Afterwards, we will need to begin our route back towards Dovan. If there are clear skies, a wonderful view will accompany you on your way back down.
Annapurna Base Camp (4,130 m) Himalaya, Nepal
7. A Well Deserved Dinner
After spending a couple days at more than 4,000 m, surrounded by snowy summits, glaciers and immensity, where the rough conditions and lack of oxygen are imposed, you will have a better understanding of this highly contrasted area. The open areas will turn into shady groves of hanging plants, moss and orchids, on your way back to Modi Valley. There is no room here for any other color than green.
After testing your knees out on the slopes and walking over rocks on your way up to Annapurna, you will almost miss those stone steps. The way down will seem easy. This day will take you to Chhomrong, 2,170 m, after passing the villages of Bamboo and Sinuwa again.
In Chhomrong you can stop and have a tea or beer, and observe the school boys with their British derived uniforms, going to school. Hot water showers are available here too. There are also restaurants here with a variety of food and comfortable rooms to get some rest in.
Near Modi Valley
8. Ghurjung Terraces
From Chhomrong, instead of taking the path towards Landruk, you can take the path going right, which goes into the valley of the river Kyumun. A little further ahead, it takes you down many crossing forests until finally arriving at Ghurjung, a little village settled on terraces by the river. After an easy, ascending path you will arrive at your destination.
Ghandruk is a beautiful village hanging on the mountainside, with some monasteries, and an old gurung culture museum that you may visit during the afternoon.
Annapurna from Ghandruk
9. Back to the City of the Big Lake: Pokhara
A downhill path will take you to the Modi river, however, on this last part, you will go on the opposite side of the route you completed the first few days.
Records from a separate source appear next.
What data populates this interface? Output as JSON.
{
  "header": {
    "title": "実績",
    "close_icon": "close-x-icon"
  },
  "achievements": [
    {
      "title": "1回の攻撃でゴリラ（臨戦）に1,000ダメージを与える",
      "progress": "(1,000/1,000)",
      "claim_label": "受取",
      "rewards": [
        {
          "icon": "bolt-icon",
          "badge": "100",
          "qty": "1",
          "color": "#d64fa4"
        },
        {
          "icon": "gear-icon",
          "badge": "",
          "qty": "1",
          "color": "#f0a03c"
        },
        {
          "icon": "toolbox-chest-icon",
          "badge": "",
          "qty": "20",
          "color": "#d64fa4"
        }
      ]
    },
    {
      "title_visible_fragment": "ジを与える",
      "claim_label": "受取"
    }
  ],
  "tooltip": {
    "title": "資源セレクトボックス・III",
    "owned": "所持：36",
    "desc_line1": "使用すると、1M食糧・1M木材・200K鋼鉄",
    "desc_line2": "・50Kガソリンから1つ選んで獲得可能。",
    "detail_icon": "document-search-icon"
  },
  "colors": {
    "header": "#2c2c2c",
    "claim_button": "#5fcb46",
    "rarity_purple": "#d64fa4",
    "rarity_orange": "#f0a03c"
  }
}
Here would be good time to reflect on what you have experienced these past days, while you are heading back.
Just a bridge over the river and a few steps will take you to Naya Pul. Here you can rest. From here, a vehicle takes you to Pokhara, the starting and finishing point of this adventure.
Fewa Lake, Pokhara
An Oriental proverb says that when a wise man points at the moon, the idiot looks at the finger. In the Western World, we know that the finger is more important than the moon. Nepal’s mountains will not be as beautiful without your eyes, and not as hard without your legs. No summit can compare to a Sherpa.